“The End, a riotous, sex-stuffed novel by Torres, which takes Technicolor pleasure in detailing the deaths of five incorrigible old beach bums of the Bossa Nova generation…. Her five men, whom she kills off in reverse chronology, are ‘united by male allegiance, women, and the beach, in that order’.... With America undergoing a mass reckoning with male sexuality, a novel like this feels both taboo and gleeful, a guilty kind of reprieve.”
—Hermione Hoby, The New Yorker
“The intense but tenuous bonds of male friendship give shape and structure to this energetic, impressive debut from acclaimed Brazilian actress Torres. Set against the vivid backdrop of Copacabana, the episodic novel follows five contentious and devoted friends—Ciro, Silvio, Neto, Alvaro, and Ribeiro—from the hedonistic nights of their youth to the humbling days of old age. Beginning with the violent death of Alvaro, the group’s last surviving member, the story meticulously works it way back through the complicated lives of each friend, culminating with the operatic death of Ciro, who retains a spark of youth until his last moments. Torres paints a sharp, intimate portrait of male sexuality and psychology (including the experience of aging), illuminating the friends’ profound differences (such as between the decadent Silvio and the meeker Ribeiro) while never undermining the believability of their connection. As assured as the characterizations of the central characters are the investigations of the men and women who surround them, the wives who abide their exploits and the priests who speak at their funerals. The narration and momentum remain lively and sharp throughout.”
—Publishers Weekly, Starred Review
“Set in Rio de Janeiro, this fine literary debut from one of Brazil’s most distinguished actors tells the stories of five men as they approach their inevitable (and in some cases premature) ends. By turns tragic and hilarious, the novel is about friendship, betrayal and excess, and about male fury against the ravages of old age.”
—Angel Gurría-Quintana, Financial Times

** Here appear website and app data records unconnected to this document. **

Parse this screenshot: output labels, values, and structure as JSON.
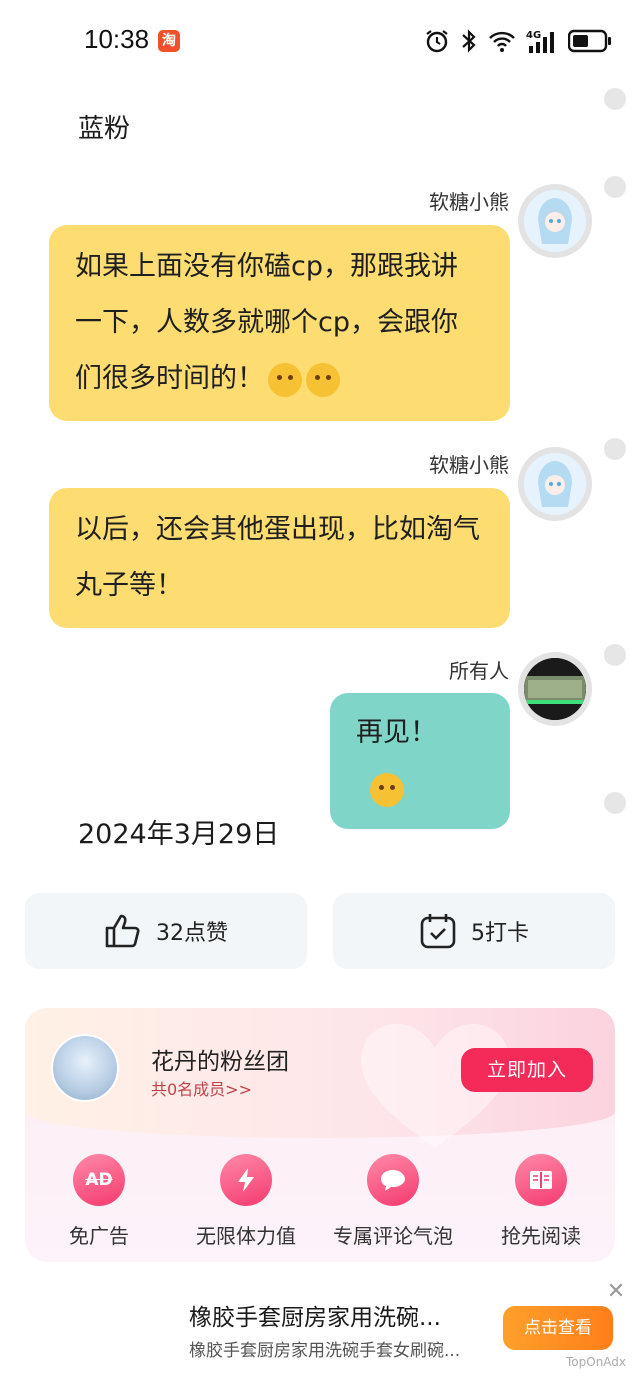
{
  "status_bar": {
    "time": "10:38",
    "notification_app": "淘",
    "network": "4G"
  },
  "feed": {
    "section_title": "蓝粉",
    "messages": [
      {
        "sender": "软糖小熊",
        "text": "如果上面没有你磕cp，那跟我讲一下，人数多就哪个cp，会跟你们很多时间的！",
        "emojis": [
          "wink-emoji",
          "wink-emoji"
        ]
      },
      {
        "sender": "软糖小熊",
        "text": "以后，还会其他蛋出现，比如淘气丸子等！",
        "emojis": []
      },
      {
        "sender": "所有人",
        "text": "再见！",
        "emojis": [
          "grin-emoji"
        ]
      }
    ],
    "date": "2024年3月29日"
  },
  "actions": {
    "like_label": "32点赞",
    "checkin_label": "5打卡"
  },
  "fan_club": {
    "name": "花丹的粉丝团",
    "members": "共0名成员>>",
    "join_label": "立即加入",
    "perks": [
      {
        "icon": "ad-free-icon",
        "badge": "AD",
        "label": "免广告"
      },
      {
        "icon": "lightning-icon",
        "badge": "",
        "label": "无限体力值"
      },
      {
        "icon": "comment-bubble-icon",
        "badge": "",
        "label": "专属评论气泡"
      },
      {
        "icon": "book-icon",
        "badge": "",
        "label": "抢先阅读"
      }
    ]
  },
  "ad": {
    "title": "橡胶手套厨房家用洗碗...",
    "subtitle": "橡胶手套厨房家用洗碗手套女刷碗...",
    "button_label": "点击查看",
    "close_glyph": "✕",
    "source": "TopOnAdx"
  },
  "colors": {
    "bubble_yellow": "#fddc72",
    "bubble_teal": "#7fd6c8",
    "accent_pink": "#f42a58",
    "ad_orange": "#ff8c22"
  }
}
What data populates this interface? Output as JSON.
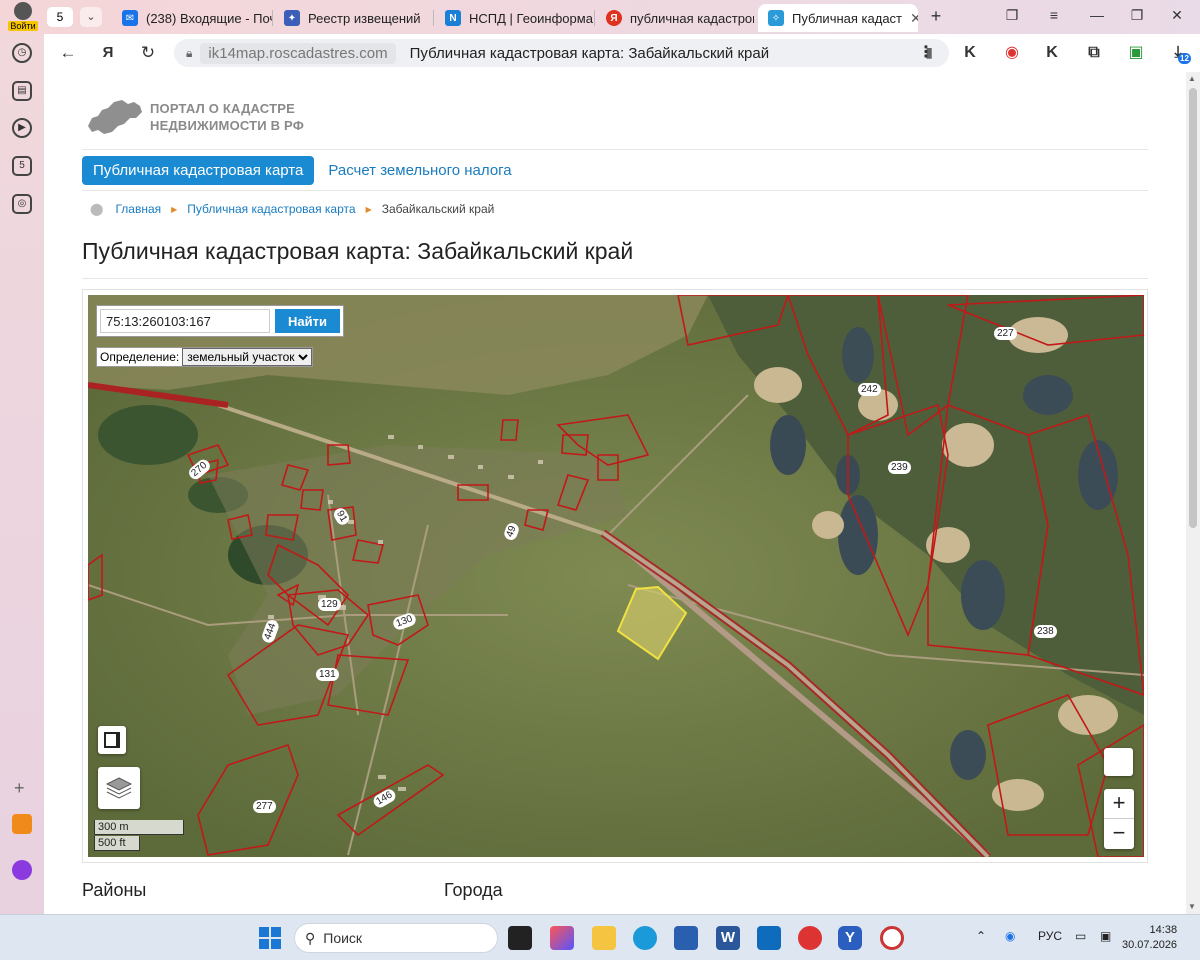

“The End is the perfect summer release. Torres creates an aging, male Carioca friend group that is a mess of cynicism, nostalgia, frustration, and a seemingly unending appetite for sex. This book is raunchy, sophisticated, and so wonderfully Brazilian. I devoured this book in one sitting. Parabens Fernanda!!!”
—Daniela Roger, Books & Books (Coral Gables, FL)
"The year of 2013 would have been worth it for Fernanda Torres' novel alone. How beautiful it is to see an authentic literary talent emerge so clearly…. In her debut The End, she goes beyond just being a good writer. Her tone is so well crafted."
“You think you see The End coming—or the ending coming—but Fernanda Torres has other plans for you on this journey. Torres presents five friends—fairly flawed, tragic clowns—and their views on life and those around them as they try to navigate their lives and deaths. This novel is a funny, smart, well conceived, and perfectly executed playful look at mortality.”
—Nick Buzanski, Book Culture (New York, NY)
“Famed actress Fernanda Torres’s debut novel, The End, is a brutally unflinching look at the lifelong friendships of five aging male friends and the women in their lives.… [Torres has an] agile hand at establishing voice, pacing, and tone. Hers is strong, economical prose.… The machismo of each character is impressively rendered.… The End is vivid and irascible as it confronts the reality of aging, regrets, and death.”
—Monica Carter, Foreword Reviews, 5-Heart Review
“Torres’ writing [has] flair and wit… [an] unforgiving portrait of men at their worst.”